The front camera isn’t the best we’ve ever used, but it will do for selfie snapping and video calling. There’s no need to have a 16MP camera up front too and to be fair, 8MP are more than enough. There are also some software tricks too. To activate the selfie-timer, users can clasp one of their hands within camera view, and the G4 begins a countdown. Do this twice, and it’ll snap three images consecutively. It’s novel, and stems from the genius of the LG G3, but it didn’t always work.
Speaking of video, the LG G4 is a pretty damn good pocket camcorder too. It does struggle a bit in low light (more than the Galaxy S6) and it always feels as though it works harder than the Samsung
Moving away from the camera for a moment, the phone’s an adequate multitasker too. It doesn’t suffer from any heating issues unless you’re running intensive tasks while charging, which I don’t find a design flaw.
It suffers from a slightly lower Antutu score though, butwhocares? In the real world, it’s able to run the common chat apps, utilities, social networks and high-definition videos all at the same time. A nifty little feature dubbed Dual-Screen can split the 5.5-inch monitor into two portions, allowing users to multitask. It works well, but didn’t find myself using it too often.
Perhaps the biggest criticism of the entire device is the UI.
While Samsung has cleaned up its act on the Galaxy S6, the new LG UX 4.0 does get a bit cluttered and takes a few days to fully master. It’s not as bad as TouchWiz, but it’ll definitely remind those who used early Samsungs of it.
Where things fall apart though, and rather annoyingly at that, is the battery performance.
Thanks to the ridiculous number of pixels, poor power optimisation and a battery probably made from left over apple cores, I can barely eke 18 hours from the unit on a single charge. It’s even worse when using the G4 outside, where the sunlight/screen visibility ratio forces the user to up the brightness.
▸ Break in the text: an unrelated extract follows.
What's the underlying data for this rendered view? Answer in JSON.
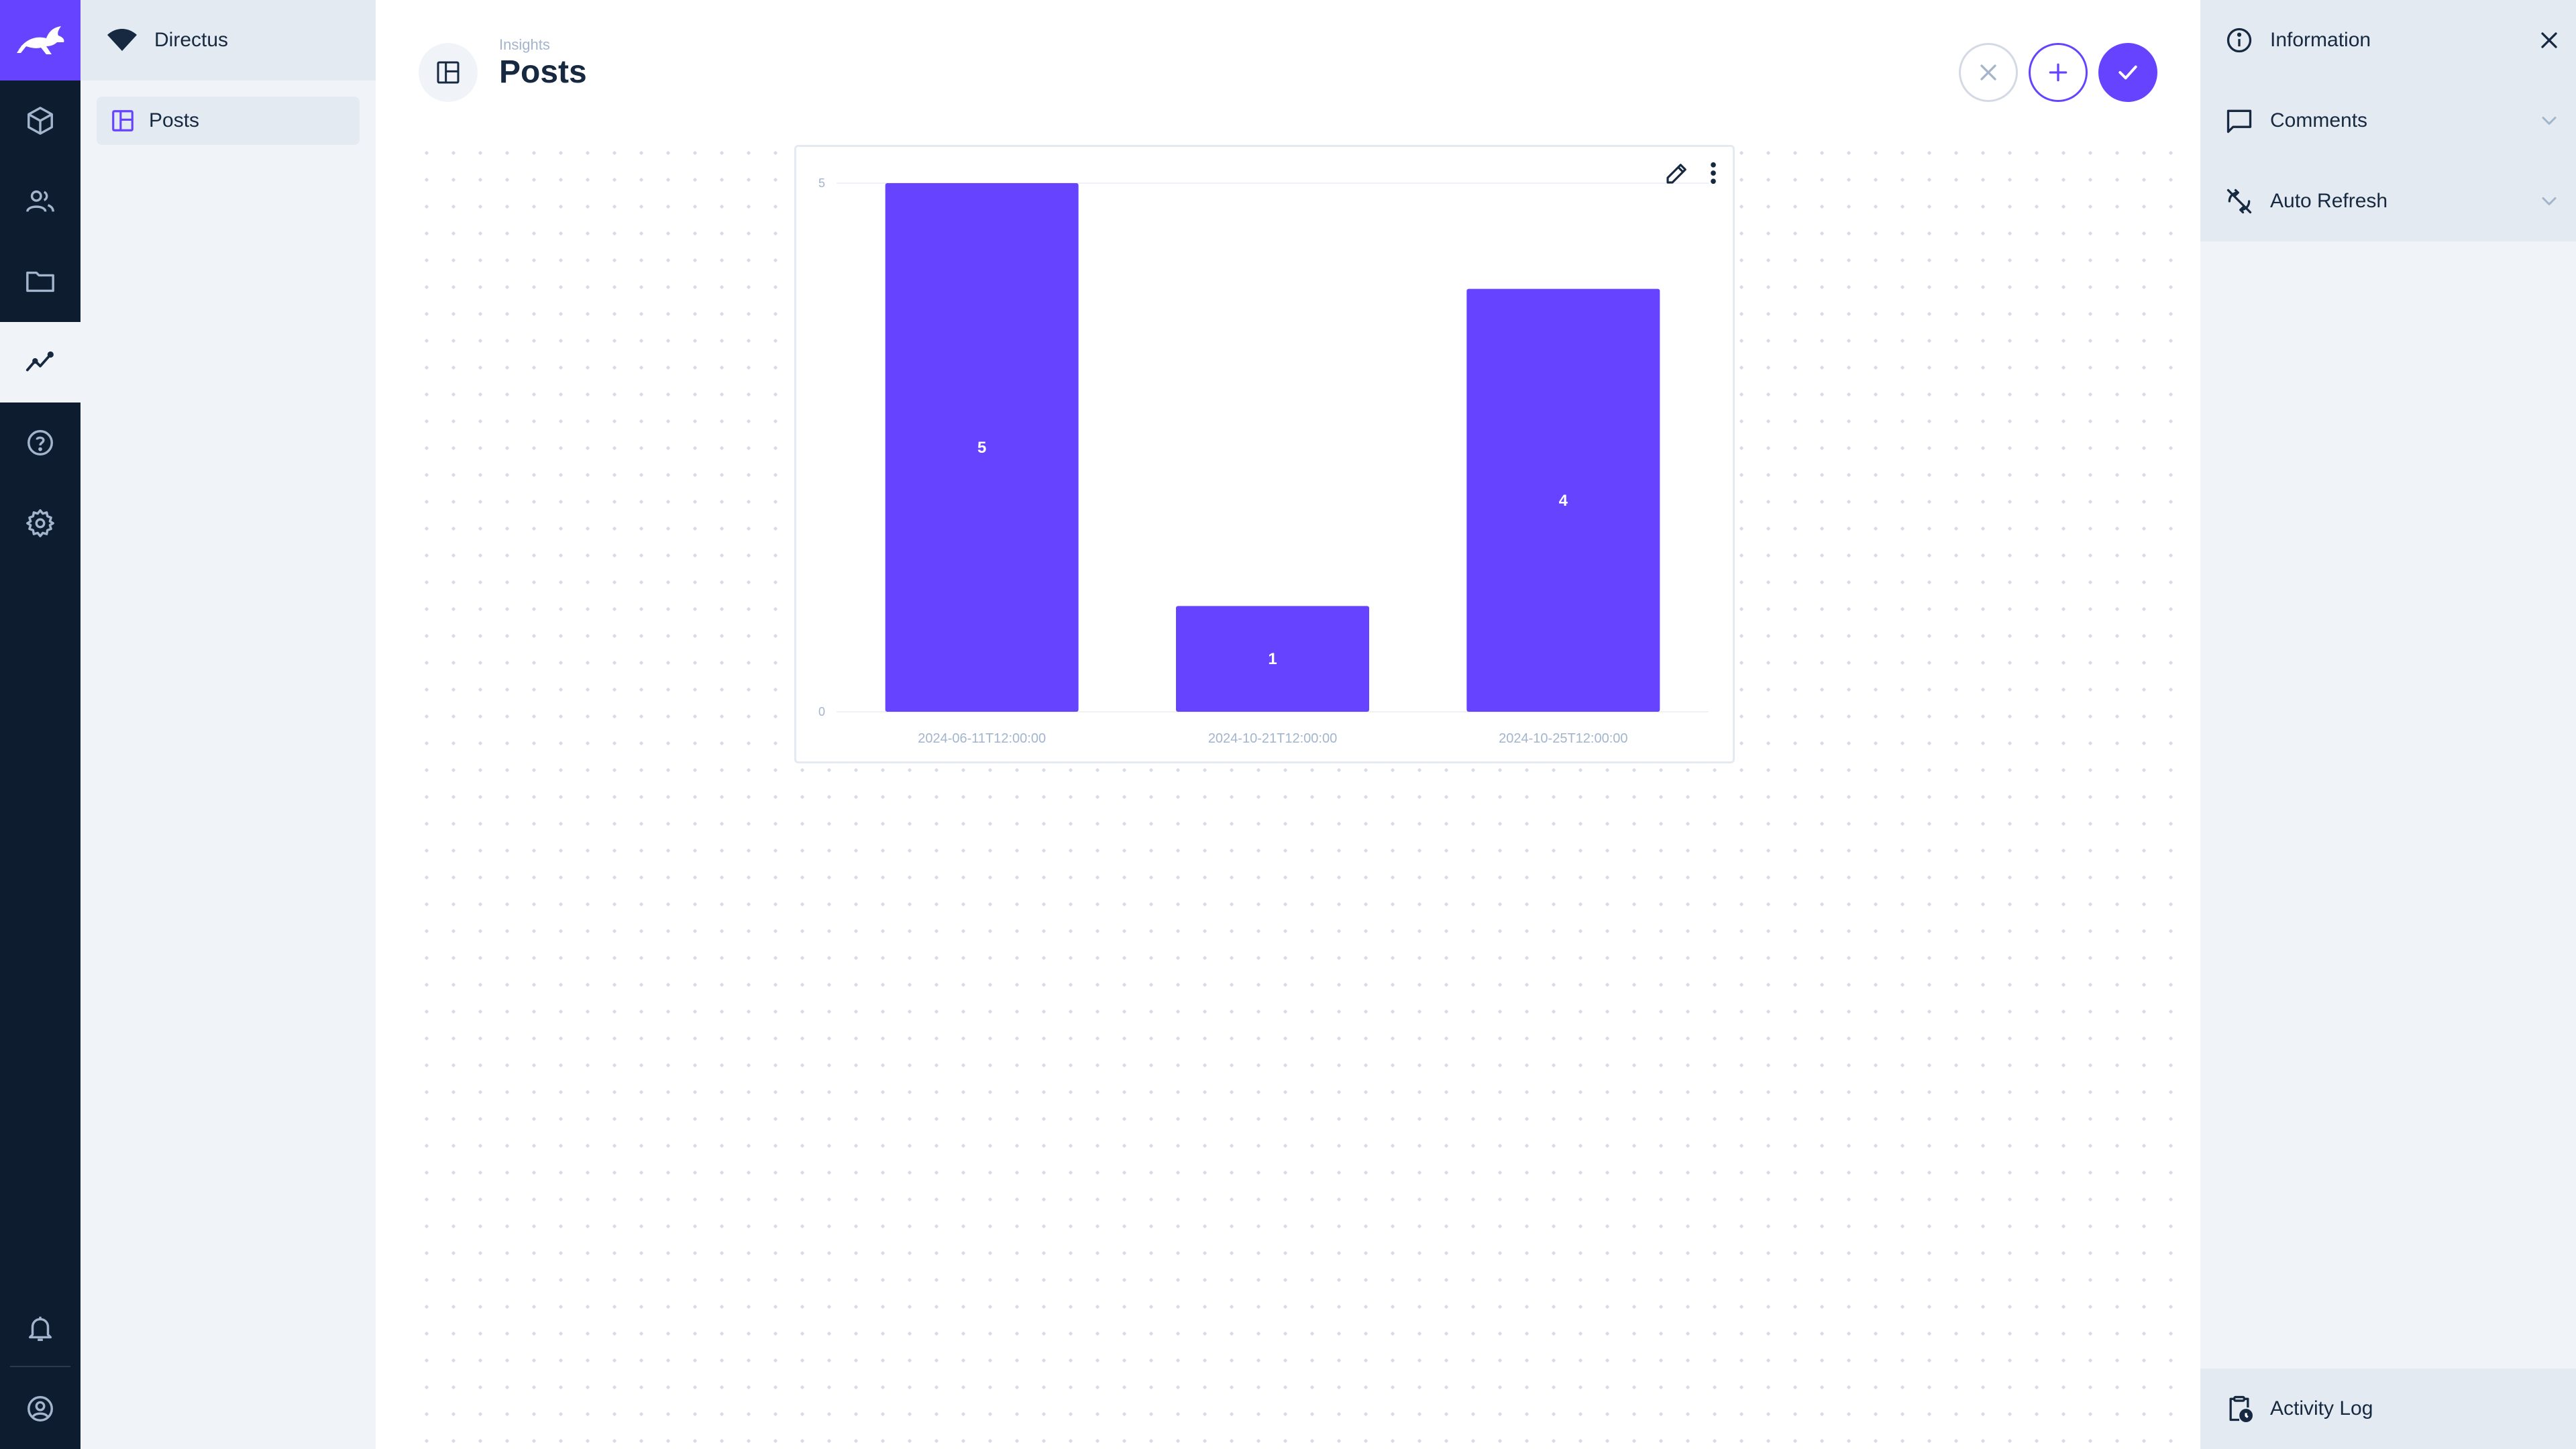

It’s the most disappointing thing about the LG G4, and hopefully it’s just a simple software optimisation issue because it’s not an issue you’d expect to find in a R9000+ smartphone.
Value for money
It’s the most stylish, most mature and most balanced Android flagship we’ve seen this year. Its design is worth it out the gate if you’re choosing it on sheer aesthetics alone. Of course, more mature smartphone buyers will look at the long list of solid specifications and think “Hell, it’s a really great package that’s cheaper than the S6, and more stylish than the iPhone.” That’s without mentioning that camera too.
So, yes, based on its rivals, it’s a steal for R9500.
The LG G3 (left) alongside the LG G4. Not much of a difference really, is there?
As LG’s best ever smartphone, the LG G4 takes what made the G3 great and builds on it with style, panache and that amazing camera. Essentially, the LG G4 is a camera in a smartphone’s body, and not like a Samsung K-Zoom way either.
It’s difficult to fault, but it isn’t exempt from criticism and most of the issues feel like oversights. Spending too much time developing that camera, LG? That awkward-at-times UI and that awful battery life in all circumstances are two of the larger issues at hand. Still, it’s definitely a contender for best Android handset we’ve used all year. The real question is, will the sales show it?
Verdict: With an amazing camera and a touch of class, the LG G4 is up there with the best Android smartphones money can buy, but give us a bigger battery or more efficient chipset on the G5, please LG.
Disclaimer: LG South Africa allowed me to keep the device before the review was published.